If you were directing Job as a play, you'd only need one minimalistic set. In many Bible stories, setting is hugely important, but Job is a much more philosophical text. The focus is on one man and his relationship with God.
Heads up, Shmoopers. There is some major disagreement about when Job was written down, and it's kind of a firestorm in the academic community. But don't worry, we're here to help.
First, it's important to remember that dating any Biblical text is very difficult. When Harry Potter came out, it came out. The text was finished, edited, and published in its current form. But in the ancient world, there were no publishing houses, most people couldn't read, and literacy was confined to kingly courts. That makes dating these things pretty tough.
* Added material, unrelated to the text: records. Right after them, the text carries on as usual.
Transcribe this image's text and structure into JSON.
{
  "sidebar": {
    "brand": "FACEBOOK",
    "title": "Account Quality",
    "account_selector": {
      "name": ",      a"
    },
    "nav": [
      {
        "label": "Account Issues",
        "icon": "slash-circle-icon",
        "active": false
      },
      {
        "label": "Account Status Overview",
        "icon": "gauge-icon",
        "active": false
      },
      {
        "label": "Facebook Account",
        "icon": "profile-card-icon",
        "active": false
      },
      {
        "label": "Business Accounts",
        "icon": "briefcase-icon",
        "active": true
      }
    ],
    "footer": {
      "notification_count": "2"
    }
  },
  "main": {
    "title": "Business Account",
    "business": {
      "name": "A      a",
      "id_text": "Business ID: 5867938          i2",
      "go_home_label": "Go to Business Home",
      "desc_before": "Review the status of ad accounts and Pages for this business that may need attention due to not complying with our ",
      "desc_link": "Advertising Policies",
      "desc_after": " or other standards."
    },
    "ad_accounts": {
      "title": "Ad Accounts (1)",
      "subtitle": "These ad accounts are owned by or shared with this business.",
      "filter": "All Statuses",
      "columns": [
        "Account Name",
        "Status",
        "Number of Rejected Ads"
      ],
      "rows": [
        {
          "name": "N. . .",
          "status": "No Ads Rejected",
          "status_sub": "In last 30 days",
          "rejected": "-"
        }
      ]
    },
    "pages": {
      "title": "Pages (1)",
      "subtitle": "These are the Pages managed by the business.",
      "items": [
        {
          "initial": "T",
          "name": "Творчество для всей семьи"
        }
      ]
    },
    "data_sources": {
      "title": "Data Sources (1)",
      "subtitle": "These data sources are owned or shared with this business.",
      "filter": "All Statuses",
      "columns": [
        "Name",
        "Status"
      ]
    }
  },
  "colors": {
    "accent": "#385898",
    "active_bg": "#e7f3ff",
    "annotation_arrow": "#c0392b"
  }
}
Even if we could date a biblical text, all that would tell us is when the story was written down—not when it emerged on the cultural scene. That means a story like Job could have been around in different forms (told by different storytellers in different cultures) for millennia before somebody decided to write it down. And even once it was written down, somebody may have picked that document up, hummed "She'll Be Comin' 'Round the Mountain When She Comes" to themselves, and changed whatever they wanted. So we're talking multiple layers of changes, additions, and alterations, all of which work in service to the political motivations of whoever was writing at the time. Confused yet? So are we.
In terms of Job, we have to consider the differences between the prose frame story and the poetic middle section. Let's start with poetry. The section of the story with Job, his friends, and God looks a lot like the Patriarchal pieces of Genesis—the setting is pastoral and agricultural, and focuses on families rather than nations. This would put the story's origin much around 1400-1000 BCE.
In the prose frame, God acts very differently than he did in the 1400-1000 BCE zone, and Satan wasn't really even a character. We're pretty sure this one came later, and a lot of people agree that it's more like 6th century BCE.
So, Shmoopers, here's our educated, non-academic, but useful guess: Job is a compilation of an older story with an older theme (the poetry section), with a much newer frame story. If you're aching to know, the Internet is rife with claims about when this sucker originated. But before you voyage out into the depths, just remember that none of these claims know for certain.
P.S. Be wary of people who try to date books of the Bible by adding up biblical figures' ages. That doesn't work.